Winant strongly hints that O'Reilly played an unwitting, offstage role in Tiller's death: "O'Reilly didn't tell anyone to do anything violent, but he did put Tiller in the public eye, and help make him the focus of a movement with a history of violence against exactly these kinds of targets."
Like me, you might find O'Reilly's comments about Tiller distasteful. But the deeply censorious implication of Winant's argument is that anyone who uses "extremely vivid" language to condemn someone he doesn't like can—and should—later be held responsible if something bad happens to that individual. Leaving aside the fact that there is as yet no evidence that the suspect was a fan of O'Reilly—according to the Kansas City Star, the suspect had been a weird, anti-government, anti-abortion nut for some time—Winant's logic is that public debate should be watered down to the level of polite tea-party disagreements, lest any borderline cranks be agitated or inflamed by it.
Michael Tomasky, formerly of The American Prospect and now American editor for The Guardian, says it's a "fair question" to ask, "Does O'Reilly have blood on his hands?" Echoing censors throughout history who have claimed that words and ideas pollute society, Tomasky says O'Reilly and other shrill media commentators have contributed to a "toxic atmosphere" on the abortion issue.
The Manhattan-based feminist writer Jill Filipovic points the finger of blame not only at O'Reilly but also at various mainstream anti-abortion groups that use "outlandish and inflammatory rhetoric." She says the killing of Tiller was "the logical outcome of years of increasingly violent, dehumanising and threatening rhetoric and action on the part of supposedly mainstream pro-life groups."

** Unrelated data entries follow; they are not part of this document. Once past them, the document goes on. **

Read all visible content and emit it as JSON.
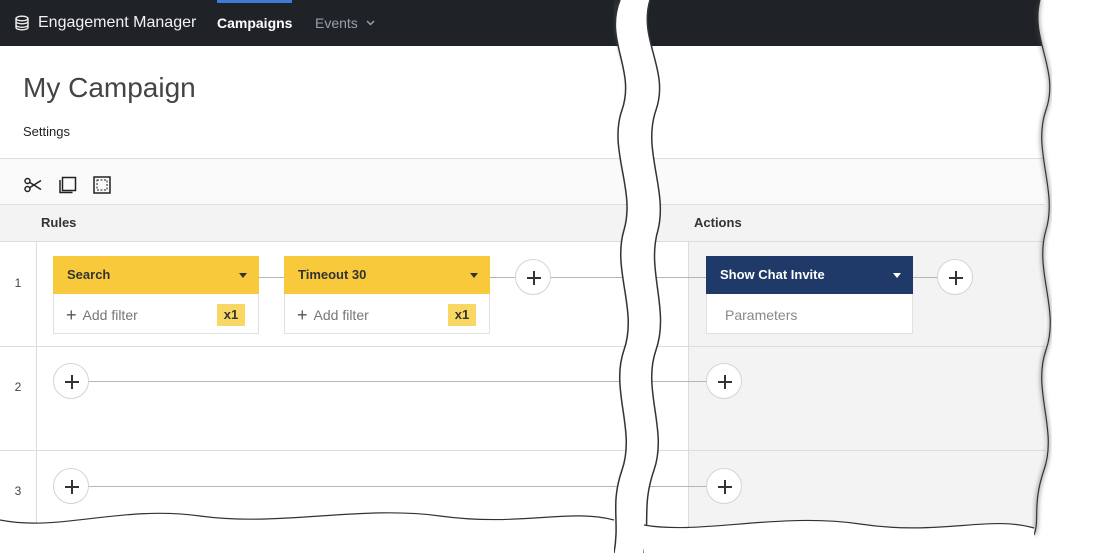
{
  "nav": {
    "app_name": "Engagement Manager",
    "campaigns": "Campaigns",
    "events": "Events"
  },
  "header": {
    "title": "My Campaign",
    "settings": "Settings"
  },
  "toolbar": {
    "tools": [
      "scissors-icon",
      "copy-icon",
      "select-all-icon"
    ]
  },
  "columns": {
    "rules": "Rules",
    "actions": "Actions"
  },
  "rows": [
    {
      "number": "1",
      "rules": [
        {
          "name": "Search",
          "add_filter": "Add filter",
          "count": "x1"
        },
        {
          "name": "Timeout 30",
          "add_filter": "Add filter",
          "count": "x1"
        }
      ],
      "action": {
        "name": "Show Chat Invite",
        "parameters": "Parameters"
      }
    },
    {
      "number": "2"
    },
    {
      "number": "3"
    }
  ],
  "colors": {
    "nav_bg": "#1f2227",
    "rule_header": "#f9c93c",
    "action_header": "#1f3a68",
    "badge": "#f9d763"
  }
}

In a sure sign she has caught the censorship bug, Filipovic even falls back on the "fire in a crowded theatre" argument: "If you yell 'Fire!' in a crowded theatre, it's reasonably foreseeable that people will panic and someone will be injured. And if you yell 'Murderer!', 'Baby-Killer!' and 'Holocaust!' long enough, it's reasonably foreseeable that someone will take it upon themselves to make sure that vigilante justice is done."

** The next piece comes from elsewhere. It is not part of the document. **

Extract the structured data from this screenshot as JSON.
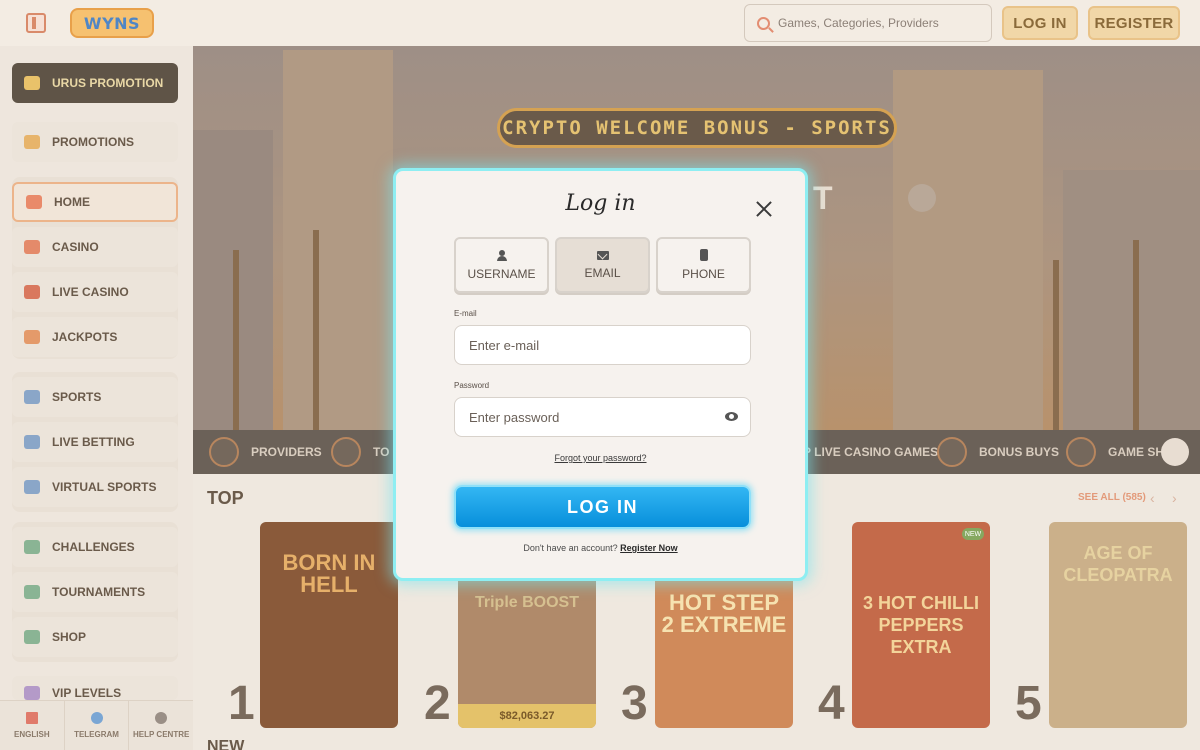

This reaction to Tiller's death is driven by cowardice and censoriousness, by a desire to protect the pro-choice argument from the extremely vivid, sensationalistic, and, yes, frequently hysterical attacks of the anti-abortion brigade. In a left-leaning version of the traditional effects theory—which holds that some films, TV shows, and videogames should be toned down or wiped out entirely since they allegedly make young people violent—pro-choice commentators now seem to want "outlandish rhetoric" restricted on the grounds that it is, literally, murderous.
But like all instinctive censors, they blur the distinction between words and actions. There is neither moral equivalence nor a direct link between O'Reilly's rants and what happened to Tiller on Sunday. To seek to restrict a broadcaster's speech on the basis that it might inflame viewers to do something awful is an insult to all of us, since we're treated as little more than dumb attack dogs that hear "orders" and then carry them out. And to seek to restrict speech on the basis that it might coax one or two unhinged loners to do something awful would be turn society into the equivalent of a lunatic asylum, where everyone watches their words and controls their tone of voice just in case they give a madman the wrong impression.

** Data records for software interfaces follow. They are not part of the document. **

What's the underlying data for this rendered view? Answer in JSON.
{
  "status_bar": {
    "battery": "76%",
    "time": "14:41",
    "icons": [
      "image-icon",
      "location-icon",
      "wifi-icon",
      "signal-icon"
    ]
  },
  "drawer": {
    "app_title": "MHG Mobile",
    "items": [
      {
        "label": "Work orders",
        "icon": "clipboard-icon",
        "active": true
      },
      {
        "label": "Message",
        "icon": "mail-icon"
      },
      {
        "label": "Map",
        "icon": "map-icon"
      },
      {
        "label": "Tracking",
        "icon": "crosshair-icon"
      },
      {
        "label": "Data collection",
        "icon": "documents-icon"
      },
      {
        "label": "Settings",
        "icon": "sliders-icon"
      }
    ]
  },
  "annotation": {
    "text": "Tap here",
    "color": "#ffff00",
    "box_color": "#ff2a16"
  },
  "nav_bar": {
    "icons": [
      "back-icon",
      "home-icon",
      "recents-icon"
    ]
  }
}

I fully support a woman's right to choose abortion, including late-term abortion. I also find O'Reilly's rants and those anti-abortion websites nauseating. But the best way to make the case for the right to choose is not to criminalize the speech of the anti-abortion lobby, but to inject public debate with more and more convincing arguments for abortion rights. In short, we need more "extremely vivid" speech, not less.
Brendan O'Neill is editor of spiked in London.